I’m so glad I made the decision to be part of the Mulberry Gap 3-day clinic.
I'm so glad I made the decision to be part of the Mulberry Gap 3-day clinic. Richard and Randy are...
Ninja Mountain Bike Performance
I'm so glad I made the decision to be part of the Mulberry Gap 3-day clinic. Richard and Randy are really skilled at breaking things down, very patient and kind. They were very attentive to what each of us needed individually while maintaining a no-pressure, fun vibe. The place is beautiful, rustic and offers a great opportunity to unplug. It's the seemingly little things that make a big difference in your riding, and I feel like I gained some useful insight about not only being on the bike, but set-up and nutrition as well. ~Susan Tully

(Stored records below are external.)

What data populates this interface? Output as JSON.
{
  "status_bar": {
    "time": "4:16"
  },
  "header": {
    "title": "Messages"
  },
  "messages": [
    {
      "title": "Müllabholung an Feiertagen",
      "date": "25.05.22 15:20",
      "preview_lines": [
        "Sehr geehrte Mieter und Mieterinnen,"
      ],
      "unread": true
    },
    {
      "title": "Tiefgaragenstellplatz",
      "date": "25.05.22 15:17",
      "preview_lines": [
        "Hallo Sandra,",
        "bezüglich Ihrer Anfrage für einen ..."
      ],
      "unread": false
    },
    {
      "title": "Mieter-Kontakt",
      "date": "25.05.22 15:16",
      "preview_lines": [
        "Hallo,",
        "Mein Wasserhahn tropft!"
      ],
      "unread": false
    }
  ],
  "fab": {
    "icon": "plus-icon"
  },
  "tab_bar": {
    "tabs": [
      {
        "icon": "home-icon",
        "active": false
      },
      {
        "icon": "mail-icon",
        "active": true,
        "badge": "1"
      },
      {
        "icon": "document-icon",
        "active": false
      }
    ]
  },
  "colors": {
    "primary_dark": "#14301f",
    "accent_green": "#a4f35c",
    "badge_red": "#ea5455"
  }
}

Highly recommended! Essential riding skills are thoroughly broken down making them easy to understand and learn. Coach Richard and Kris...
Ninja Mountain Bike Performance
Highly recommended! Essential riding skills are thoroughly broken down making them easy to understand and learn. Coach Richard and Kris are some of the most professional and pleasant coaches/cyclist/people I have come across. Looking forward to one of their future clinics. ~ Tom T.
We are a group of passionate, dirt-loving, community oriented, world class mountain bike skills instructors committed to helping you reach your personal riding goals through clinics and camps. We are excited to work with riders of all ability levels and share the joy (STOKE) of mountain biking.